● What you are asked to do:
Retype the records exactly, with nothing added or dropped.

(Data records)
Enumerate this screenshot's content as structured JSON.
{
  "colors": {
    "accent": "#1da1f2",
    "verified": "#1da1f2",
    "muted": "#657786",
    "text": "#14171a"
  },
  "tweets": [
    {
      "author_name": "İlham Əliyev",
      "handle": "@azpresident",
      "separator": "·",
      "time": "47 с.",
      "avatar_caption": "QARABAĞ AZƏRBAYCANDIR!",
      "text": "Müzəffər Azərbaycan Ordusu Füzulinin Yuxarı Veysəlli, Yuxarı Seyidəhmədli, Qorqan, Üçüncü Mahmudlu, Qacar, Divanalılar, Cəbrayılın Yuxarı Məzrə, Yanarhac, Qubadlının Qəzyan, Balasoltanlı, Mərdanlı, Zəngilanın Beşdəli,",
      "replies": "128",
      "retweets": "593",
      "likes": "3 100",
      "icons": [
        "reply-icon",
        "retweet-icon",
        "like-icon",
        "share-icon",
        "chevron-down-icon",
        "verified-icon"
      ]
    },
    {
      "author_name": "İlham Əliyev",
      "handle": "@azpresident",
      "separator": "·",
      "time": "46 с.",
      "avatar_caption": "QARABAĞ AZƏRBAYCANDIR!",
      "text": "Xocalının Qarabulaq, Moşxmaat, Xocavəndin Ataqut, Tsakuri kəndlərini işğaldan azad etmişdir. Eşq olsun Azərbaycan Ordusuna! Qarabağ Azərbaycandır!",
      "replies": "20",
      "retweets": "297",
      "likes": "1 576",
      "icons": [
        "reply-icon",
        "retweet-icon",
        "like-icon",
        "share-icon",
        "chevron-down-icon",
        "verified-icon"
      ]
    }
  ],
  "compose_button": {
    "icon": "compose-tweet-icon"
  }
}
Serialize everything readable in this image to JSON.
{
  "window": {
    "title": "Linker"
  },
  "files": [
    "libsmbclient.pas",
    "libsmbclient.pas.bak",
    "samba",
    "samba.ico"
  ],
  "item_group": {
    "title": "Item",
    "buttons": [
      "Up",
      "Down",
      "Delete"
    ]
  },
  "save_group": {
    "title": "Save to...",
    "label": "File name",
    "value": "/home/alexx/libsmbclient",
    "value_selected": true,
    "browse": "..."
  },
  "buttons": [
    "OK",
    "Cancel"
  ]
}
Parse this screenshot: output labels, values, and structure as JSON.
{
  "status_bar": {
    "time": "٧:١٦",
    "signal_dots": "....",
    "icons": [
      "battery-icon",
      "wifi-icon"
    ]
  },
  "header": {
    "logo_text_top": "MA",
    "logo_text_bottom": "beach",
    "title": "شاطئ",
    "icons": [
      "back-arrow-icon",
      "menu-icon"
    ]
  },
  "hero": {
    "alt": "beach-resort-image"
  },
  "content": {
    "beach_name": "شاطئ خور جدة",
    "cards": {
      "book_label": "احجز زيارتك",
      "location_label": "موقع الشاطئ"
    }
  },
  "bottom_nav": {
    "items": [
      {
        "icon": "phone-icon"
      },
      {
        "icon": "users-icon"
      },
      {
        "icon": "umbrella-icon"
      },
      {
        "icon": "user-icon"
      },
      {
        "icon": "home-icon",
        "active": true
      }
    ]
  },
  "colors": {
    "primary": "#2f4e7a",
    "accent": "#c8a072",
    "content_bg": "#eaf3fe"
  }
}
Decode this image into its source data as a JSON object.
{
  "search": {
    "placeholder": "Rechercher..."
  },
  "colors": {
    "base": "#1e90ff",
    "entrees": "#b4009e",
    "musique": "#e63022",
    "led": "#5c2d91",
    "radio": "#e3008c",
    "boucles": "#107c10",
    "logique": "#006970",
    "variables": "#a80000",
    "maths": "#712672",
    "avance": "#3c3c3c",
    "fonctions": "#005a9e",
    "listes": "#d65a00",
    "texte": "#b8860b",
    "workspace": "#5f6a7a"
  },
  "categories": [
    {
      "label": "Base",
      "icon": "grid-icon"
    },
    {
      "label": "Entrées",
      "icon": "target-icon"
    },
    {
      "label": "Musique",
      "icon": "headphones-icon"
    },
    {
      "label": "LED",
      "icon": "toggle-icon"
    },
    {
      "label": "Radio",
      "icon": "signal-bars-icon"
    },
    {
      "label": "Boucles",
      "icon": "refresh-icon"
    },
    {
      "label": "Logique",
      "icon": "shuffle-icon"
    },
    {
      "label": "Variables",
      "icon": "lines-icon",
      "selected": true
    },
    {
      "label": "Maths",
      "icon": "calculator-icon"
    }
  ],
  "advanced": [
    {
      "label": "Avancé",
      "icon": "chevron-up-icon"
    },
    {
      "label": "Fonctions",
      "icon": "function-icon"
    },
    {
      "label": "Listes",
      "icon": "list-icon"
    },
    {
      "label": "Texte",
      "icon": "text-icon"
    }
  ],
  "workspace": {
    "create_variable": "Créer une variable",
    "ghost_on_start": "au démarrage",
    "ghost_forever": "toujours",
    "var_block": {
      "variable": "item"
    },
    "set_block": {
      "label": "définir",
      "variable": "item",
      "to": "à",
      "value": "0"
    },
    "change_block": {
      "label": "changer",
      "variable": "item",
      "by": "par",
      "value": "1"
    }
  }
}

● Answer space:
Enumerate this screenshot's content as structured JSON.
{
  "colors": {
    "accent": "#1da1f2",
    "verified": "#1da1f2",
    "muted": "#657786",
    "text": "#14171a"
  },
  "tweets": [
    {
      "author_name": "İlham Əliyev",
      "handle": "@azpresident",
      "separator": "·",
      "time": "47 с.",
      "avatar_caption": "QARABAĞ AZƏRBAYCANDIR!",
      "text": "Müzəffər Azərbaycan Ordusu Füzulinin Yuxarı Veysəlli, Yuxarı Seyidəhmədli, Qorqan, Üçüncü Mahmudlu, Qacar, Divanalılar, Cəbrayılın Yuxarı Məzrə, Yanarhac, Qubadlının Qəzyan, Balasoltanlı, Mərdanlı, Zəngilanın Beşdəli,",
      "replies": "128",
      "retweets": "593",
      "likes": "3 100",
      "icons": [
        "reply-icon",
        "retweet-icon",
        "like-icon",
        "share-icon",
        "chevron-down-icon",
        "verified-icon"
      ]
    },
    {
      "author_name": "İlham Əliyev",
      "handle": "@azpresident",
      "separator": "·",
      "time": "46 с.",
      "avatar_caption": "QARABAĞ AZƏRBAYCANDIR!",
      "text": "Xocalının Qarabulaq, Moşxmaat, Xocavəndin Ataqut, Tsakuri kəndlərini işğaldan azad etmişdir. Eşq olsun Azərbaycan Ordusuna! Qarabağ Azərbaycandır!",
      "replies": "20",
      "retweets": "297",
      "likes": "1 576",
      "icons": [
        "reply-icon",
        "retweet-icon",
        "like-icon",
        "share-icon",
        "chevron-down-icon",
        "verified-icon"
      ]
    }
  ],
  "compose_button": {
    "icon": "compose-tweet-icon"
  }
}
Serialize everything readable in this image to JSON.
{
  "window": {
    "title": "Linker"
  },
  "files": [
    "libsmbclient.pas",
    "libsmbclient.pas.bak",
    "samba",
    "samba.ico"
  ],
  "item_group": {
    "title": "Item",
    "buttons": [
      "Up",
      "Down",
      "Delete"
    ]
  },
  "save_group": {
    "title": "Save to...",
    "label": "File name",
    "value": "/home/alexx/libsmbclient",
    "value_selected": true,
    "browse": "..."
  },
  "buttons": [
    "OK",
    "Cancel"
  ]
}
Parse this screenshot: output labels, values, and structure as JSON.
{
  "status_bar": {
    "time": "٧:١٦",
    "signal_dots": "....",
    "icons": [
      "battery-icon",
      "wifi-icon"
    ]
  },
  "header": {
    "logo_text_top": "MA",
    "logo_text_bottom": "beach",
    "title": "شاطئ",
    "icons": [
      "back-arrow-icon",
      "menu-icon"
    ]
  },
  "hero": {
    "alt": "beach-resort-image"
  },
  "content": {
    "beach_name": "شاطئ خور جدة",
    "cards": {
      "book_label": "احجز زيارتك",
      "location_label": "موقع الشاطئ"
    }
  },
  "bottom_nav": {
    "items": [
      {
        "icon": "phone-icon"
      },
      {
        "icon": "users-icon"
      },
      {
        "icon": "umbrella-icon"
      },
      {
        "icon": "user-icon"
      },
      {
        "icon": "home-icon",
        "active": true
      }
    ]
  },
  "colors": {
    "primary": "#2f4e7a",
    "accent": "#c8a072",
    "content_bg": "#eaf3fe"
  }
}
Decode this image into its source data as a JSON object.
{
  "search": {
    "placeholder": "Rechercher..."
  },
  "colors": {
    "base": "#1e90ff",
    "entrees": "#b4009e",
    "musique": "#e63022",
    "led": "#5c2d91",
    "radio": "#e3008c",
    "boucles": "#107c10",
    "logique": "#006970",
    "variables": "#a80000",
    "maths": "#712672",
    "avance": "#3c3c3c",
    "fonctions": "#005a9e",
    "listes": "#d65a00",
    "texte": "#b8860b",
    "workspace": "#5f6a7a"
  },
  "categories": [
    {
      "label": "Base",
      "icon": "grid-icon"
    },
    {
      "label": "Entrées",
      "icon": "target-icon"
    },
    {
      "label": "Musique",
      "icon": "headphones-icon"
    },
    {
      "label": "LED",
      "icon": "toggle-icon"
    },
    {
      "label": "Radio",
      "icon": "signal-bars-icon"
    },
    {
      "label": "Boucles",
      "icon": "refresh-icon"
    },
    {
      "label": "Logique",
      "icon": "shuffle-icon"
    },
    {
      "label": "Variables",
      "icon": "lines-icon",
      "selected": true
    },
    {
      "label": "Maths",
      "icon": "calculator-icon"
    }
  ],
  "advanced": [
    {
      "label": "Avancé",
      "icon": "chevron-up-icon"
    },
    {
      "label": "Fonctions",
      "icon": "function-icon"
    },
    {
      "label": "Listes",
      "icon": "list-icon"
    },
    {
      "label": "Texte",
      "icon": "text-icon"
    }
  ],
  "workspace": {
    "create_variable": "Créer une variable",
    "ghost_on_start": "au démarrage",
    "ghost_forever": "toujours",
    "var_block": {
      "variable": "item"
    },
    "set_block": {
      "label": "définir",
      "variable": "item",
      "to": "à",
      "value": "0"
    },
    "change_block": {
      "label": "changer",
      "variable": "item",
      "by": "par",
      "value": "1"
    }
  }
}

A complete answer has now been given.